Retail is a people business. And while the rise of online shopping has increased the role of technology, it has arguably made the colleague interactions that do happen even more important. The mantra for retailers of “right people, right place, right time” has never mattered more.
A historical retail resourcing debate centred on whether shops ran better with more lower-skilled generalists or with fewer, higher paid specialists – in some ways a throwback to the times when customers were served at specialist counters, before the self-selection revolution – is now more nuanced.
The best retailers not only think about upskilling everyone, they also consider factors such as flexible working that accommodates colleagues’ busy modern lives, caring responsibilities and the changing expectations of newer demographics entering the workforce. And all decisions around skill mix must be considered in the framework of your unique brand promise and customer experience delivery.
Retail operations are at peak efficiency when they have the exactly the right resources available to complete the work at any one time, whether that is providing great customer care, filling shelves, or doing essential admin. It can be a complex balance to get to right across a retail estate where no two stores are the same and customer demand varies by time of day and day of week.
As cost control has become more important, technology is transforming how we shop, trading hours have lengthened and customer behaviour undergoes continual change, it makes sense to build flexibility into our operations.
A team that can undertake the multitude of tasks required of them while providing great customer experience and implementing the ongoing retail change; needs to be flexible and multi skilled. A multi skilled team means that everyone can do whatever needs doing.
A sudden rush at the tills? More of the team can hop on and open more pay points.
A quiet, rainy afternoon? A colleague from the tills can do promotional changes.
A surge of Click and Collect customers? Everyone knows the process and systems to hand out of a parcel.
From an efficiency perspective, a multi skilled team means that the available colleague time created from gaps between serving customers can be used to complete all the essential retail tasks.
We have spent a lot of time measuring how time is spent in retail and the biggest multi skill question is on how stock is managed. We’ve worked with retailers who have dedicated stock teams who do nothing else but stock tasks, and those who have a more integrated approach between looking after customers and stock.

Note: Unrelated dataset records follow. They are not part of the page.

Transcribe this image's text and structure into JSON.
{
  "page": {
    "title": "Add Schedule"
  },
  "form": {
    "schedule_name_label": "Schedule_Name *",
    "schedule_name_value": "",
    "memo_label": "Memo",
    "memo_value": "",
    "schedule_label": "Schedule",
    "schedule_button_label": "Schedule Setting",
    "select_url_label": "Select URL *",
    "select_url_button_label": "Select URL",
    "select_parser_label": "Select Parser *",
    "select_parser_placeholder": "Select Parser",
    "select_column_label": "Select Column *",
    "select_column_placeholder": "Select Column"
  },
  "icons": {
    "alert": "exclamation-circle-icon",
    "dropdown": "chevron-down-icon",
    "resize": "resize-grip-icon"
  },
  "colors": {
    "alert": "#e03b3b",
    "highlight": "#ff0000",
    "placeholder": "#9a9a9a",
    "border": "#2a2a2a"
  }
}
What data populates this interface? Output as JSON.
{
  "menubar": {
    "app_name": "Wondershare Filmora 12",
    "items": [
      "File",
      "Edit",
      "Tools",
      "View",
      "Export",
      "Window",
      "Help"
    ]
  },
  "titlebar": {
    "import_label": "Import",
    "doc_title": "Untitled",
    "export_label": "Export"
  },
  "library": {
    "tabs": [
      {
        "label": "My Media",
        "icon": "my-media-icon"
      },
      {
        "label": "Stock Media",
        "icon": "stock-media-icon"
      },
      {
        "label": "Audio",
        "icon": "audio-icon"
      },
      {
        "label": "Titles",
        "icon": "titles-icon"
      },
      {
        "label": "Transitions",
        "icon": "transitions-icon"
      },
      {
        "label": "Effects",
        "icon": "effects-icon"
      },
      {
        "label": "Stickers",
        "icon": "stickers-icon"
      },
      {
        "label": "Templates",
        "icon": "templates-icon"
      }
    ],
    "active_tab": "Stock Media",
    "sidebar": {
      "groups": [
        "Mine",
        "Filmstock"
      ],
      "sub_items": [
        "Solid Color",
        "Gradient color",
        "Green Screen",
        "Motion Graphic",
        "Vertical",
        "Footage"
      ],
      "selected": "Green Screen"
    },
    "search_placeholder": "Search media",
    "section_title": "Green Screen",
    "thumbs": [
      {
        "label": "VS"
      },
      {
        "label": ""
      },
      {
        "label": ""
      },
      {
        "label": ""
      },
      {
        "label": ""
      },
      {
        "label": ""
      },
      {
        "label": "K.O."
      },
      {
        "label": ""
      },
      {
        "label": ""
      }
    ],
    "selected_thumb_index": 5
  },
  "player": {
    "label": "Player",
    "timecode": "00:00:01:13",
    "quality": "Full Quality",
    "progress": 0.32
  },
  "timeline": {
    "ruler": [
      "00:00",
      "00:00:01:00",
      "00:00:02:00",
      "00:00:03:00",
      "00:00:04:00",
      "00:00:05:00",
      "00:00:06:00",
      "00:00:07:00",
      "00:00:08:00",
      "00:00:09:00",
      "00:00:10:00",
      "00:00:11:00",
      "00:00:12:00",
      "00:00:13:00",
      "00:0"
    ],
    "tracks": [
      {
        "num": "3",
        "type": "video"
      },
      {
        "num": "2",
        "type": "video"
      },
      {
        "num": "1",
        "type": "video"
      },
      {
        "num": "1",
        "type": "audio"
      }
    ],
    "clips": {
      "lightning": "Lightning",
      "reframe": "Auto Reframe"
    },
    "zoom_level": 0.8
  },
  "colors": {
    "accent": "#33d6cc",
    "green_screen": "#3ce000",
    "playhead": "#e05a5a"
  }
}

Our experience where there are dedicated warehouse teams, is that Parkinson’s Law applies and “work expands to fill the time”. We observe that if the delivery volume is lower than usual, the pace of work tends to drop and more tidying than is strictly necessary is done so that a small delivery takes as long to put away as a bigger one.
In general, we recommend a multiskilled, integrated team approach to stock management, unless your turnover and delivery volume are so large that it makes sense to have an out of hours team. For example, Primark on Oxford Street sells such a high volume of stock from a very busy retail space that an overnight fill up team is the best way to go. However, there are not many shops as intensely busy as Primark on Oxford Street.
If you have a dedicated stock team that operates while the store is open, you are kidding yourself if you think they don’t need customer skills as customers will approach them as they work. We studied a DIY store where one of the stock team had a pallet of paint to put to shelf. In a whole hour he did not touch the pallet stock due to the volume of customer questions and requests for advice he received.
Another consideration is if stock work is done by a dedicated team, what do customer facing colleagues do with their spare time from gaps between customers. It’s a fine balance to get it right and many retailers achieve the best compromise is a multi-skilled team and agreed times of day where customers are the focus and no stock tasks are carried out.
It is important to know when a specialist role will add value for your operation. For example, in a coffee shop where you want to be famous for great coffee, you need the specialist skills of a barista and focus them on making coffee ahead of clearing tables. And some services require suitably qualified experts, such as pharmacies, financial services and opticians.
Deciding the best configuration of skills to deliver your brand promise is key to having an efficient operation that can flex as the business changes.
Article by Simon Hedaux, founder and CEO of Rethink Productivity,